Start of Data shown

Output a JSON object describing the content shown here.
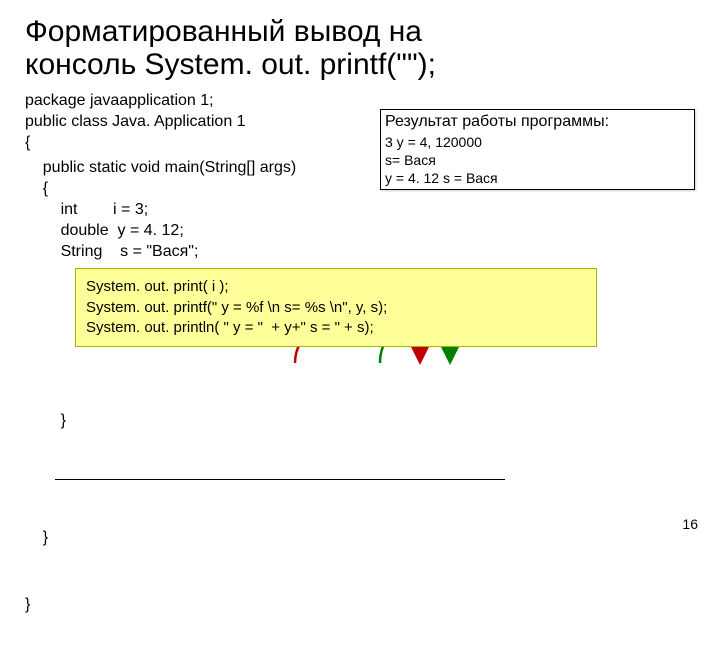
{
  "title": "Форматированный вывод на\nконсоль System. out. printf(\"\");",
  "code_top": "package javaapplication 1;\npublic class Java. Application 1\n{",
  "result": {
    "header": "Результат работы программы:",
    "line1": "3 y = 4, 120000",
    "line2": " s= Вася",
    "line3": " y = 4. 12 s = Вася"
  },
  "code_main": "    public static void main(String[] args)\n    {\n        int        i = 3;\n        double  y = 4. 12;\n        String    s = \"Вася\";",
  "highlight": "System. out. print( i );\nSystem. out. printf(\" y = %f \\n s= %s \\n\", y, s);\nSystem. out. println( \" y = \"  + y+\" s = \" + s);",
  "closing_inner": "        }",
  "closing_mid": "    }",
  "closing_outer": "}",
  "page_num": "16"
}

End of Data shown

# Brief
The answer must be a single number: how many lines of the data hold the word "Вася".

# Reply
3